If you look at the history of examples like Seattle, San Francisco, or Oakland right now, you can see a very rapid demographic shift. For example, in Oakland, there was a study done that showed that most people that leave the area are long-time residents. Another study showed that the people who come into the area make around $12,000 a year more than the people who are leaving. I really do think history will show that Amazon will not destroy, but rapidly change the experience of living in Chicago. Chicago is one of the few major cities that has reasonably affordable housing. Even in Chicago it’s not affordable—you can’t live on minimum wage and afford a two-bedroom apartment. But the cost of housing is still about fifteen percent lower than Seattle. And I don’t think that that’s going to stand if Amazon tries to come into town.
Something that ties a lot of the projects you’ve been involved in together is a focus on invasive surveillance technology. Does that concern carry over to this specific lawsuit and Lucy Parsons Labs’ interest in Amazon as well?
Yeah, absolutely. One of the ways that gentrification works is that there’s massive overpolicing of communities that are on the borders. It’s a very neocolonial way of dealing with the population. This happened in the public housing units, it happened in Oakland. So we have done a lot of work on policing and police transparency, and we expect that that’s going to be the model of clearing the land. We see it as part of a bigger systemic issue of how you get people to leave their homes if they’re not willing to go. A nice way of doing that is just locking them all up in jail. So we do think about it—that’s likely a thing that will happen, and that’s a pretty massive concern for us.
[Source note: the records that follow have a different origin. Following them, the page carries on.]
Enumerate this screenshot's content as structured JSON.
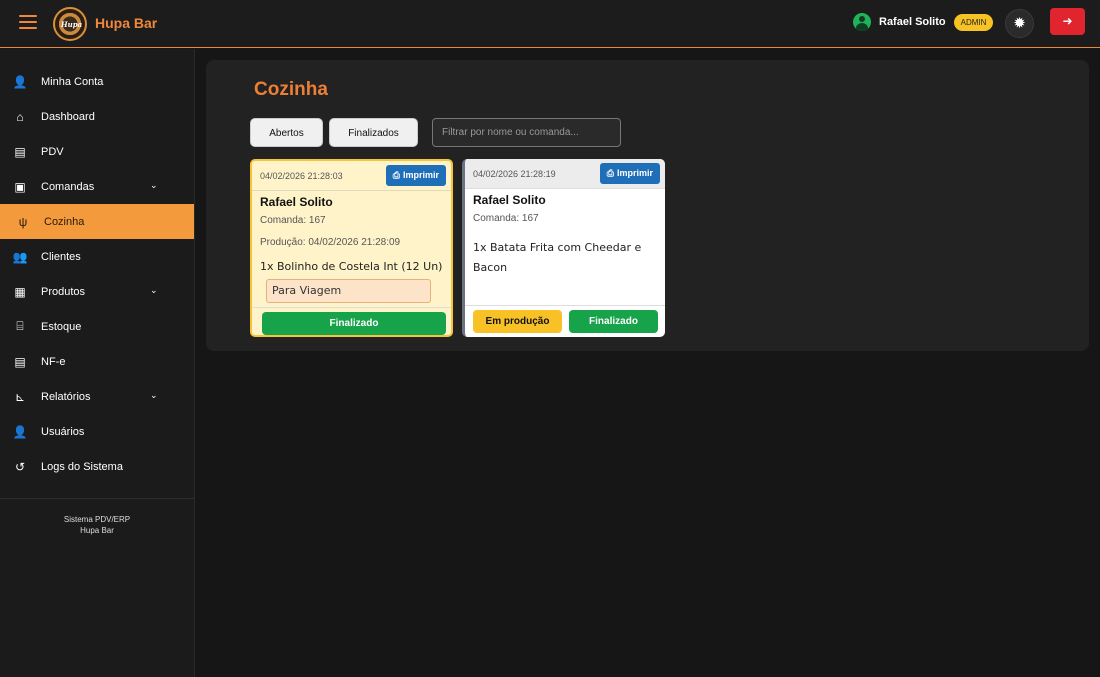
{
  "app": {
    "name": "Hupa Bar",
    "logo_text": "Hupa"
  },
  "header": {
    "user_name": "Rafael Solito",
    "role_badge": "ADMIN",
    "theme_icon": "sun-icon",
    "logout_icon": "sign-out-icon"
  },
  "sidebar": {
    "items": [
      {
        "label": "Minha Conta",
        "icon": "user-icon",
        "glyph": "👤"
      },
      {
        "label": "Dashboard",
        "icon": "home-icon",
        "glyph": "🏠"
      },
      {
        "label": "PDV",
        "icon": "cash-register-icon",
        "glyph": "🖩"
      },
      {
        "label": "Comandas",
        "icon": "clipboard-icon",
        "glyph": "📋",
        "chevron": "⌄"
      },
      {
        "label": "Cozinha",
        "icon": "utensils-icon",
        "glyph": "🍴",
        "active": true
      },
      {
        "label": "Clientes",
        "icon": "users-icon",
        "glyph": "👥"
      },
      {
        "label": "Produtos",
        "icon": "box-icon",
        "glyph": "📦",
        "chevron": "⌄"
      },
      {
        "label": "Estoque",
        "icon": "warehouse-icon",
        "glyph": "🏭"
      },
      {
        "label": "NF-e",
        "icon": "file-invoice-icon",
        "glyph": "📄"
      },
      {
        "label": "Relatórios",
        "icon": "chart-icon",
        "glyph": "📊",
        "chevron": "⌄"
      },
      {
        "label": "Usuários",
        "icon": "users-cog-icon",
        "glyph": "👥"
      },
      {
        "label": "Logs do Sistema",
        "icon": "history-icon",
        "glyph": "↺"
      }
    ],
    "footer_line1": "Sistema PDV/ERP",
    "footer_line2": "Hupa Bar"
  },
  "main": {
    "title": "Cozinha",
    "tabs": [
      {
        "label": "Abertos"
      },
      {
        "label": "Finalizados"
      }
    ],
    "filter_placeholder": "Filtrar por nome ou comanda...",
    "orders": [
      {
        "date": "04/02/2026 21:28:03",
        "print_label": "Imprimir",
        "customer": "Rafael Solito",
        "comanda": "Comanda: 167",
        "producao": "Produção: 04/02/2026 21:28:09",
        "item": "1x Bolinho de Costela Int (12 Un)",
        "note": "Para Viagem",
        "status_button": "Finalizado",
        "highlight_color": "#f6c43a"
      },
      {
        "date": "04/02/2026 21:28:19",
        "print_label": "Imprimir",
        "customer": "Rafael Solito",
        "comanda": "Comanda: 167",
        "item": "1x Batata Frita com Cheedar e Bacon",
        "production_button": "Em produção",
        "status_button": "Finalizado"
      }
    ]
  },
  "colors": {
    "accent": "#f0883c",
    "active_nav": "#f39a3c",
    "success": "#16a34a",
    "warning": "#f8c227",
    "danger": "#e0252e",
    "print": "#1f6fb8"
  }
}
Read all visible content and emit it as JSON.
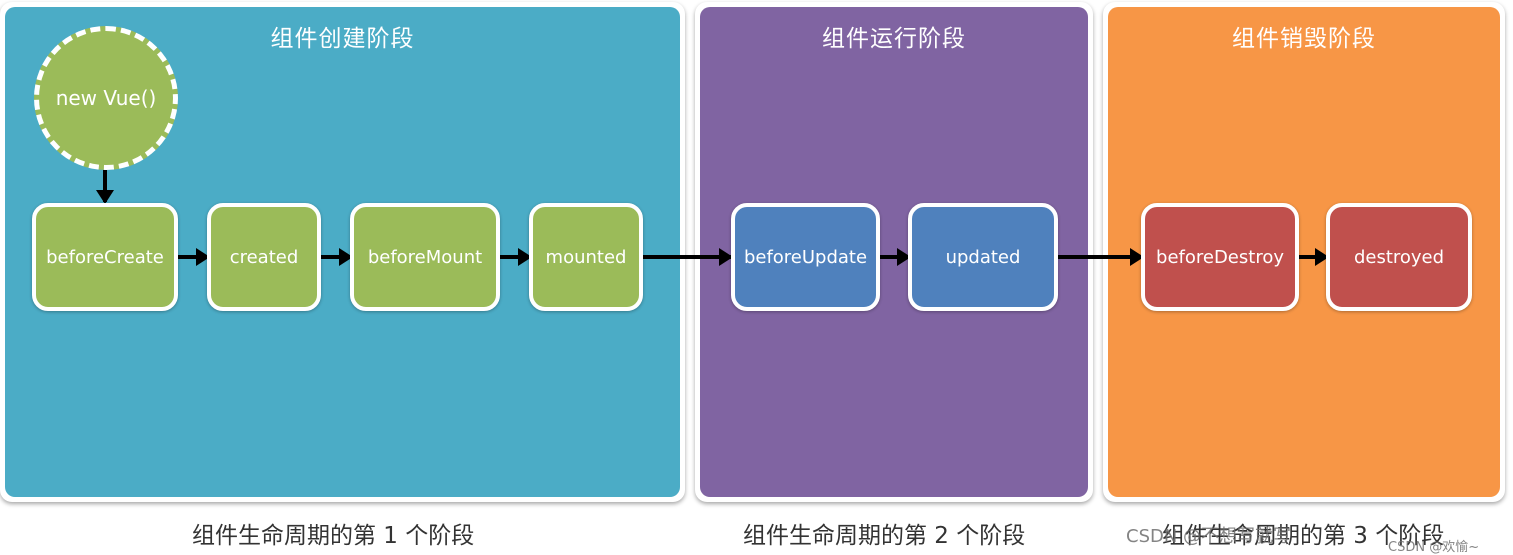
{
  "colors": {
    "creation_panel": "#4bacc6",
    "running_panel": "#8064a2",
    "destroy_panel": "#f79646",
    "create_nodes": "#9bbb59",
    "update_nodes": "#4f81bd",
    "destroy_nodes": "#c0504d"
  },
  "start_node": {
    "label": "new Vue()"
  },
  "phases": [
    {
      "title": "组件创建阶段",
      "caption": "组件生命周期的第 1 个阶段",
      "hooks": [
        "beforeCreate",
        "created",
        "beforeMount",
        "mounted"
      ]
    },
    {
      "title": "组件运行阶段",
      "caption": "组件生命周期的第 2 个阶段",
      "hooks": [
        "beforeUpdate",
        "updated"
      ]
    },
    {
      "title": "组件销毁阶段",
      "caption": "组件生命周期的第 3 个阶段",
      "hooks": [
        "beforeDestroy",
        "destroyed"
      ]
    }
  ],
  "watermarks": [
    "CSDN @不想写就写",
    "CSDN @欢愉~"
  ]
}
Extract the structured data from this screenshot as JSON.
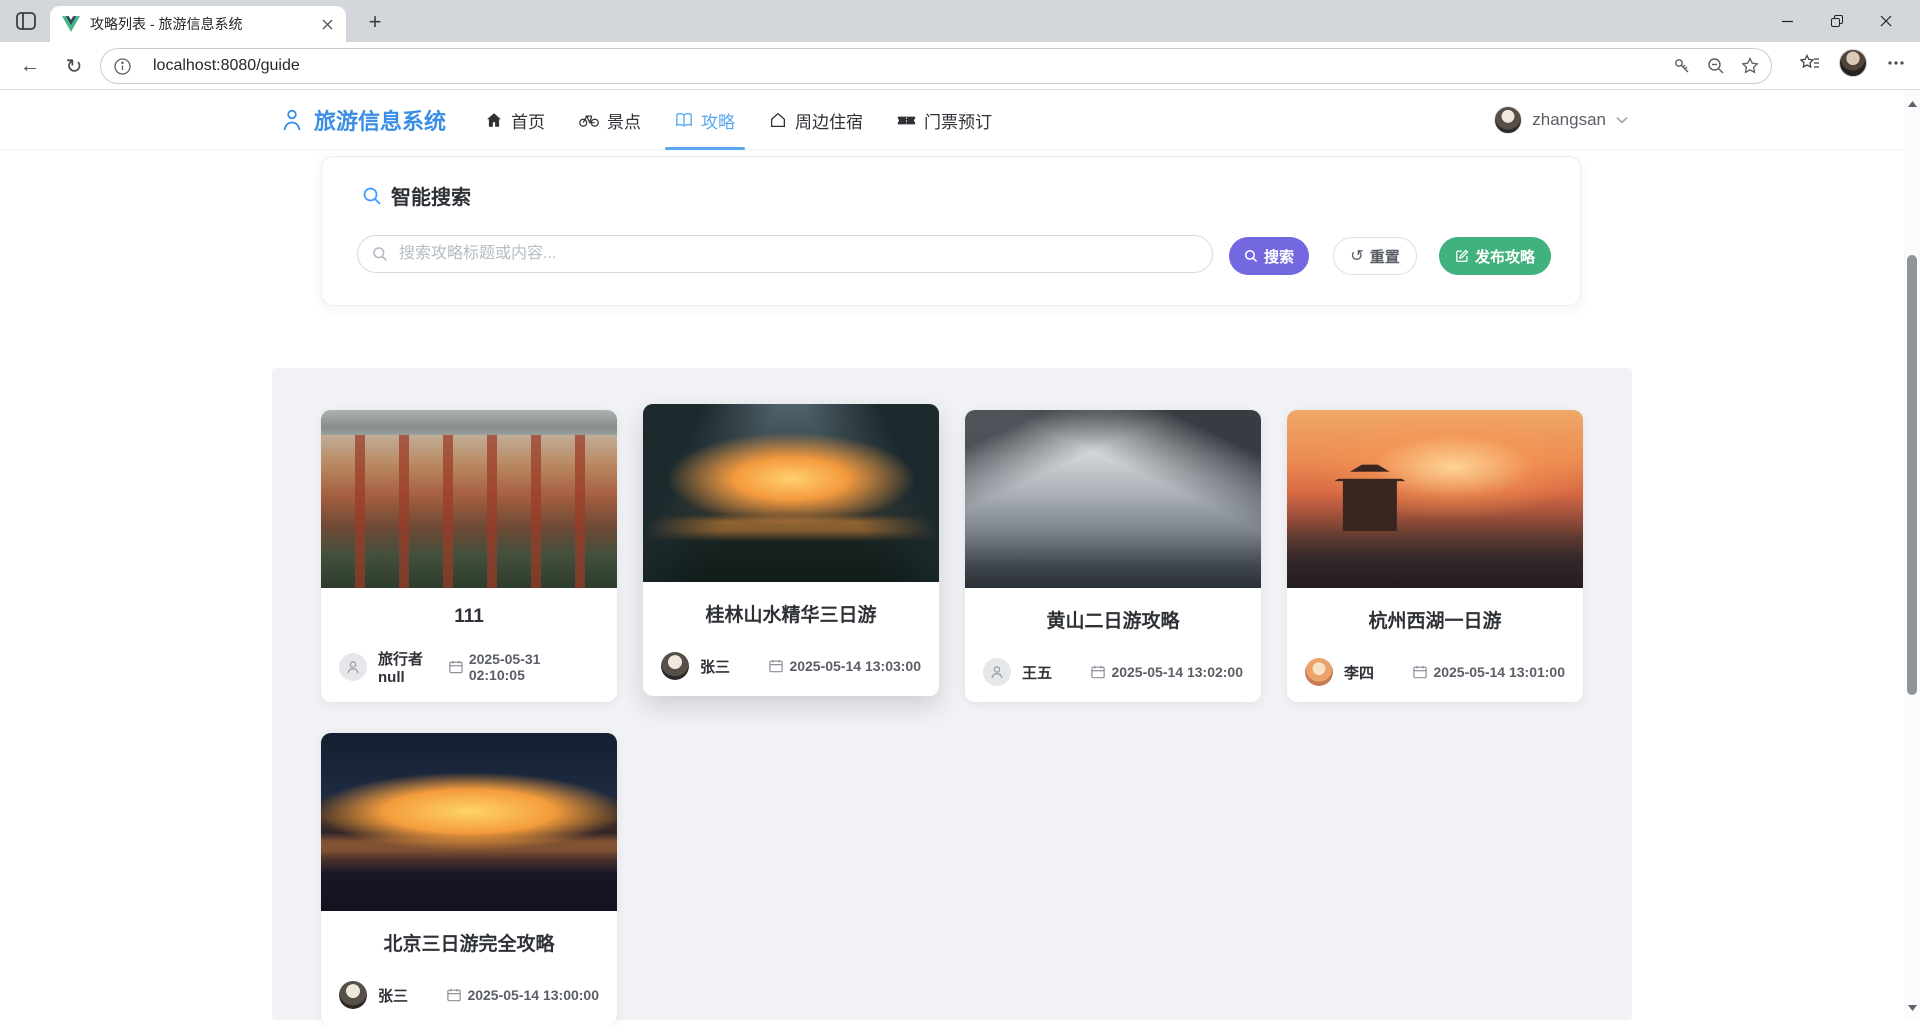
{
  "browser": {
    "tab_title": "攻略列表 - 旅游信息系统",
    "url": "localhost:8080/guide",
    "icons": {
      "tab_favicon": "vue-logo",
      "toolbar": [
        "back-arrow",
        "refresh",
        "site-info",
        "password-key",
        "zoom-out",
        "bookmark-star",
        "favorites-list-star",
        "profile-avatar",
        "more-dots"
      ],
      "window": [
        "minimize",
        "restore",
        "close"
      ]
    }
  },
  "header": {
    "brand": "旅游信息系统",
    "brand_icon": "traveler-person",
    "nav": [
      {
        "label": "首页",
        "icon": "home-icon",
        "active": false
      },
      {
        "label": "景点",
        "icon": "scenic-bicycle-icon",
        "active": false
      },
      {
        "label": "攻略",
        "icon": "guide-book-icon",
        "active": true
      },
      {
        "label": "周边住宿",
        "icon": "stay-house-icon",
        "active": false
      },
      {
        "label": "门票预订",
        "icon": "ticket-icon",
        "active": false
      }
    ],
    "user": {
      "name": "zhangsan"
    }
  },
  "search": {
    "title": "智能搜索",
    "title_icon": "magnifier",
    "placeholder": "搜索攻略标题或内容...",
    "search_label": "搜索",
    "reset_label": "重置",
    "publish_label": "发布攻略"
  },
  "guides": [
    {
      "title": "111",
      "author": "旅行者null",
      "date": "2025-05-31 02:10:05",
      "avatar": "default",
      "image": "courtyard"
    },
    {
      "title": "桂林山水精华三日游",
      "author": "张三",
      "date": "2025-05-14 13:03:00",
      "avatar": "zhangsan",
      "image": "guilin"
    },
    {
      "title": "黄山二日游攻略",
      "author": "王五",
      "date": "2025-05-14 13:02:00",
      "avatar": "default",
      "image": "huangshan"
    },
    {
      "title": "杭州西湖一日游",
      "author": "李四",
      "date": "2025-05-14 13:01:00",
      "avatar": "lisi",
      "image": "westlake"
    },
    {
      "title": "北京三日游完全攻略",
      "author": "张三",
      "date": "2025-05-14 13:00:00",
      "avatar": "zhangsan",
      "image": "birdnest"
    }
  ],
  "colors": {
    "brand_blue": "#3a8ee6",
    "active_nav_blue": "#58a9f0",
    "search_button_purple": "#7468e1",
    "publish_button_green": "#41b17d",
    "page_background_gray": "#f0f2f5"
  }
}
1. Section 7(1)(h) of the Illinois Freedom of Information Act allows a public body to redact information related to “[p]roposals and bids for any contract, grant, or agreement, including information which if it were disclosed would frustrate procurement or give an advantage to any person proposing to enter into a contractor agreement with the body, until an award or final selection is made. Information prepared by or for the body in preparation of a bid solicitation shall be exempt until an award or final selection is made.”
Rachel Schastok is a contributing editor to the Weekly. She’s back in Chicago after a couple years working as a translator in Spain. She last wrote for the Weekly about photographer Todd Diederich in February 2015.